→ WHAT IS NEEDED:
Match on the string "this" in the entries below and return every matching line.

[DATA LISTING Boundary: Start]

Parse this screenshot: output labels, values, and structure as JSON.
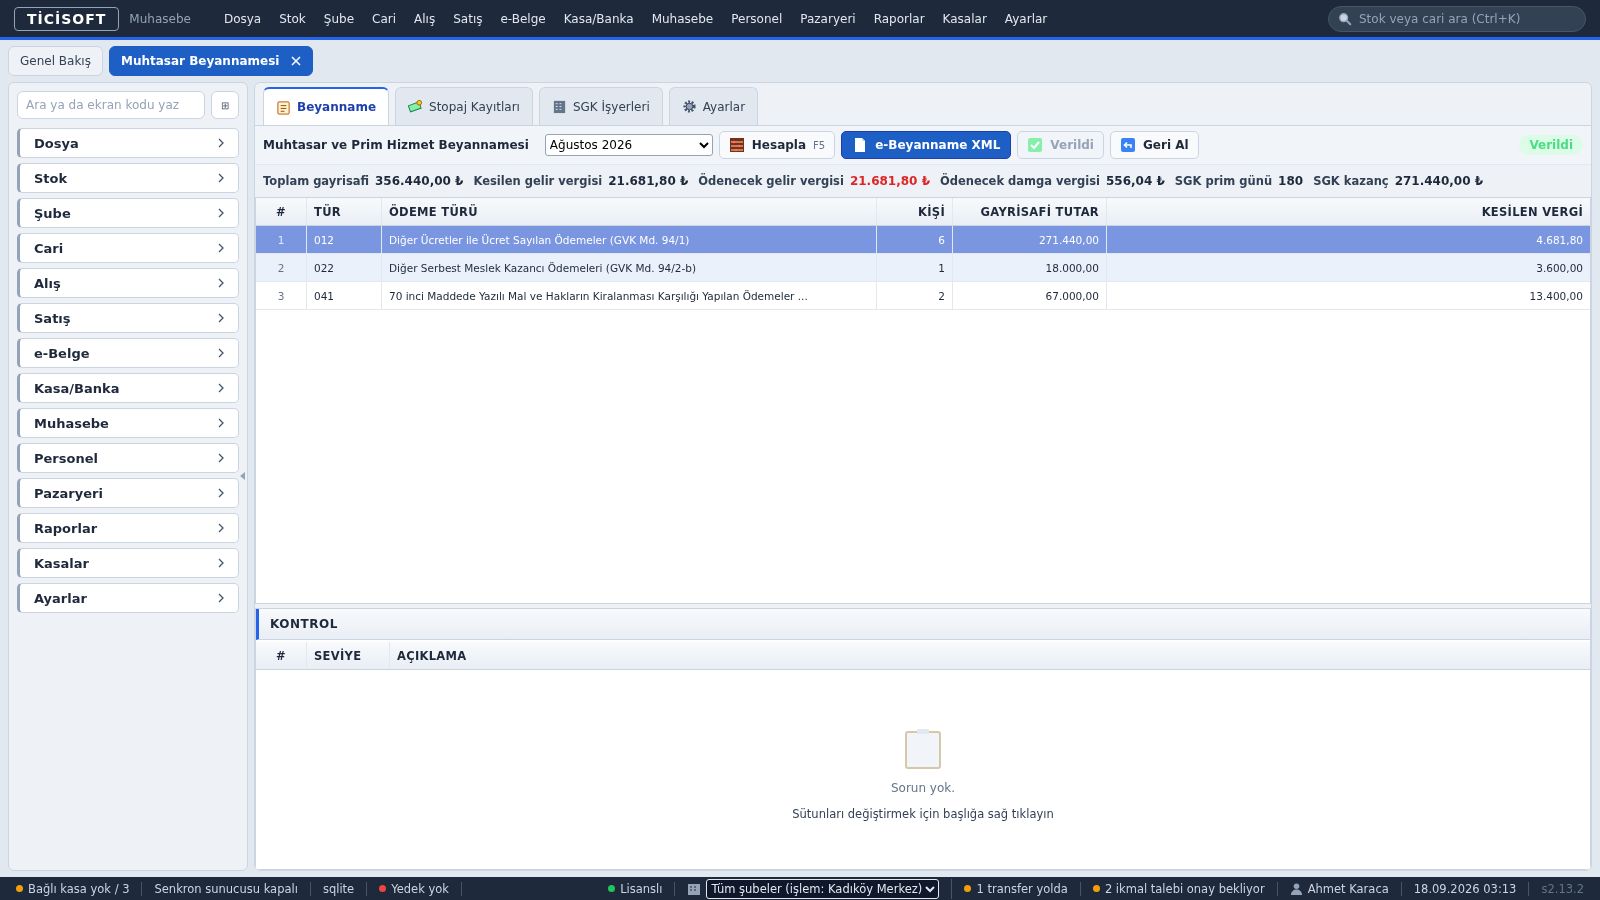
{
  "app": {
    "logo": "TİCİSOFT",
    "module": "Muhasebe"
  },
  "menu": [
    "Dosya",
    "Stok",
    "Şube",
    "Cari",
    "Alış",
    "Satış",
    "e-Belge",
    "Kasa/Banka",
    "Muhasebe",
    "Personel",
    "Pazaryeri",
    "Raporlar",
    "Kasalar",
    "Ayarlar"
  ],
  "global_search": {
    "placeholder": "Stok veya cari ara (Ctrl+K)"
  },
  "doc_tabs": [
    {
      "label": "Genel Bakış",
      "selected": false,
      "closable": false
    },
    {
      "label": "Muhtasar Beyannamesi",
      "selected": true,
      "closable": true
    }
  ],
  "sidebar": {
    "search": {
      "placeholder": "Ara ya da ekran kodu yaz"
    },
    "grid_button": "⊞",
    "items": [
      "Dosya",
      "Stok",
      "Şube",
      "Cari",
      "Alış",
      "Satış",
      "e-Belge",
      "Kasa/Banka",
      "Muhasebe",
      "Personel",
      "Pazaryeri",
      "Raporlar",
      "Kasalar",
      "Ayarlar"
    ]
  },
  "panel_tabs": [
    {
      "label": "Beyanname",
      "kind": "notepad",
      "selected": true
    },
    {
      "label": "Stopaj Kayıtları",
      "kind": "money",
      "selected": false
    },
    {
      "label": "SGK İşyerleri",
      "kind": "building",
      "selected": false
    },
    {
      "label": "Ayarlar",
      "kind": "gear",
      "selected": false
    }
  ],
  "toolbar": {
    "title": "Muhtasar ve Prim Hizmet Beyannamesi",
    "period": "Ağustos 2026",
    "buttons": [
      {
        "label": "Hesapla",
        "kind": "abacus",
        "shortcut": "F5",
        "primary": false,
        "disabled": false
      },
      {
        "label": "e-Beyanname XML",
        "kind": "document",
        "primary": true,
        "disabled": false
      },
      {
        "label": "Verildi",
        "kind": "check",
        "primary": false,
        "disabled": true
      },
      {
        "label": "Geri Al",
        "kind": "undo",
        "primary": false,
        "disabled": false
      }
    ],
    "status_badge": "Verildi"
  },
  "summary": [
    {
      "label": "Toplam gayrisafi",
      "value": "356.440,00 ₺",
      "alert": false
    },
    {
      "label": "Kesilen gelir vergisi",
      "value": "21.681,80 ₺",
      "alert": false
    },
    {
      "label": "Ödenecek gelir vergisi",
      "value": "21.681,80 ₺",
      "alert": true
    },
    {
      "label": "Ödenecek damga vergisi",
      "value": "556,04 ₺",
      "alert": false
    },
    {
      "label": "SGK prim günü",
      "value": "180",
      "alert": false
    },
    {
      "label": "SGK kazanç",
      "value": "271.440,00 ₺",
      "alert": false
    }
  ],
  "table": {
    "columns": [
      "#",
      "TÜR",
      "ÖDEME TÜRÜ",
      "KİŞİ",
      "GAYRİSAFİ TUTAR",
      "KESİLEN VERGİ"
    ],
    "rows": [
      {
        "cells": [
          "1",
          "012",
          "Diğer Ücretler ile Ücret Sayılan Ödemeler (GVK Md. 94/1)",
          "6",
          "271.440,00",
          "4.681,80"
        ],
        "selected": true
      },
      {
        "cells": [
          "2",
          "022",
          "Diğer Serbest Meslek Kazancı Ödemeleri (GVK Md. 94/2-b)",
          "1",
          "18.000,00",
          "3.600,00"
        ],
        "selected": false
      },
      {
        "cells": [
          "3",
          "041",
          "70 inci Maddede Yazılı Mal ve Hakların Kiralanması Karşılığı Yapılan Ödemeler ...",
          "2",
          "67.000,00",
          "13.400,00"
        ],
        "selected": false
      }
    ]
  },
  "control": {
    "title": "KONTROL",
    "columns": [
      "#",
      "SEVİYE",
      "AÇIKLAMA"
    ],
    "empty_message": "Sorun yok.",
    "hint": "Sütunları değiştirmek için başlığa sağ tıklayın"
  },
  "status_bar": {
    "left": [
      {
        "text": "Bağlı kasa yok / 3",
        "color": "#f59e0b"
      },
      {
        "text": "Senkron sunucusu kapalı"
      },
      {
        "text": "sqlite"
      },
      {
        "text": "Yedek yok",
        "color": "#ef4444"
      }
    ],
    "license": {
      "text": "Lisanslı",
      "color": "#22c55e"
    },
    "branch": "Tüm şubeler (işlem: Kadıköy Merkez)",
    "right": [
      {
        "text": "1 transfer yolda",
        "color": "#f59e0b"
      },
      {
        "text": "2 ikmal talebi onay bekliyor",
        "color": "#f59e0b"
      }
    ],
    "user": "Ahmet Karaca",
    "datetime": "18.09.2026 03:13",
    "version": "s2.13.2"
  }
}
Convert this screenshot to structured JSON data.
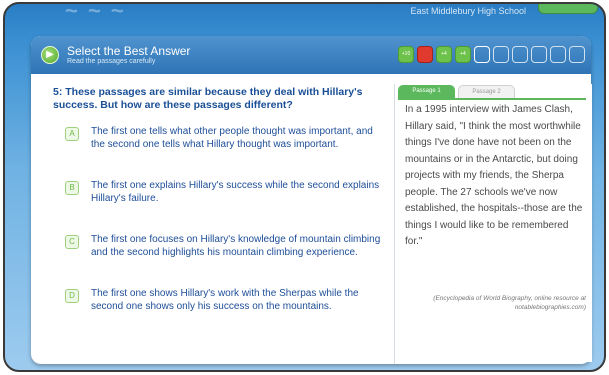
{
  "top": {
    "logo": "~ ~ ~",
    "school": "East Middlebury High School"
  },
  "header": {
    "title": "Select the Best Answer",
    "subtitle": "Read the passages carefully",
    "progress": [
      {
        "label": "+10",
        "state": "correct"
      },
      {
        "label": "",
        "state": "wrong"
      },
      {
        "label": "+4",
        "state": "correct"
      },
      {
        "label": "+4",
        "state": "correct"
      },
      {
        "label": "",
        "state": "current"
      },
      {
        "label": "",
        "state": "pending"
      },
      {
        "label": "",
        "state": "pending"
      },
      {
        "label": "",
        "state": "pending"
      },
      {
        "label": "",
        "state": "pending"
      },
      {
        "label": "",
        "state": "pending"
      }
    ]
  },
  "question": {
    "text": "5: These passages are similar because they deal with Hillary's success. But how are these passages different?"
  },
  "answers": [
    {
      "letter": "A",
      "text": "The first one tells what other people thought was important, and the second one tells what Hillary thought was important."
    },
    {
      "letter": "B",
      "text": "The first one explains Hillary's success while the second explains Hillary's failure."
    },
    {
      "letter": "C",
      "text": "The first one focuses on Hillary's knowledge of mountain climbing and the second highlights his mountain climbing experience."
    },
    {
      "letter": "D",
      "text": "The first one shows Hillary's work with the Sherpas while the second one shows only his success on the mountains."
    }
  ],
  "passage": {
    "tab_1": "Passage 1",
    "tab_2": "Passage 2",
    "text": "In a 1995 interview with James Clash, Hillary said, \"I think the most worthwhile things I've done have not been on the mountains or in the Antarctic, but doing projects with my friends, the Sherpa people. The 27 schools we've now established, the hospitals--those are the things I would like to be remembered for.\"",
    "citation": "(Encyclopedia of World Biography, online resource at notablebiographies.com)"
  },
  "colors": {
    "accent_green": "#5cb85c",
    "wrong_red": "#e03a2e",
    "question_blue": "#1a4f96"
  }
}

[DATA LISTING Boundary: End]

→ WRITTEN SOLUTION:
Parse this screenshot: output labels, values, and structure as JSON.
Convert this screenshot to structured JSON data.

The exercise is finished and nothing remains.